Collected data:
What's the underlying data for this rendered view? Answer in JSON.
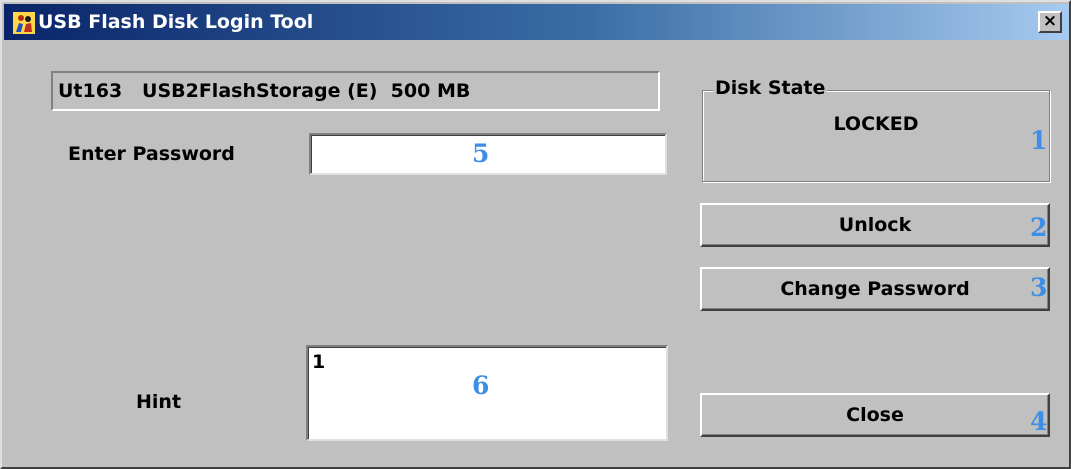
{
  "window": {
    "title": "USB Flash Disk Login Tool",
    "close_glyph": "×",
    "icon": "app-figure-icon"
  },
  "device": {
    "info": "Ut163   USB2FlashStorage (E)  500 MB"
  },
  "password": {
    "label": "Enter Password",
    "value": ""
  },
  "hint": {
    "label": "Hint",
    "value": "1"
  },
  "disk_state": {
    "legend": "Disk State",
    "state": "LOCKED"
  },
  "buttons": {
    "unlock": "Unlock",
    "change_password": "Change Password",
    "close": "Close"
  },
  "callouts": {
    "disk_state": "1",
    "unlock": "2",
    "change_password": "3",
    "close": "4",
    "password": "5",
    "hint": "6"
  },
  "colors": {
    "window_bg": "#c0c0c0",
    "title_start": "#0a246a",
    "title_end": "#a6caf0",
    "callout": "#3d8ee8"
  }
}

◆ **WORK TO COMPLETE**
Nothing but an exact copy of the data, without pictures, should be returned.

◆ **ANSWER BOX**
What's the underlying data for this rendered view? Answer in JSON.
{
  "window": {
    "title": "USB Flash Disk Login Tool",
    "close_glyph": "×",
    "icon": "app-figure-icon"
  },
  "device": {
    "info": "Ut163   USB2FlashStorage (E)  500 MB"
  },
  "password": {
    "label": "Enter Password",
    "value": ""
  },
  "hint": {
    "label": "Hint",
    "value": "1"
  },
  "disk_state": {
    "legend": "Disk State",
    "state": "LOCKED"
  },
  "buttons": {
    "unlock": "Unlock",
    "change_password": "Change Password",
    "close": "Close"
  },
  "callouts": {
    "disk_state": "1",
    "unlock": "2",
    "change_password": "3",
    "close": "4",
    "password": "5",
    "hint": "6"
  },
  "colors": {
    "window_bg": "#c0c0c0",
    "title_start": "#0a246a",
    "title_end": "#a6caf0",
    "callout": "#3d8ee8"
  }
}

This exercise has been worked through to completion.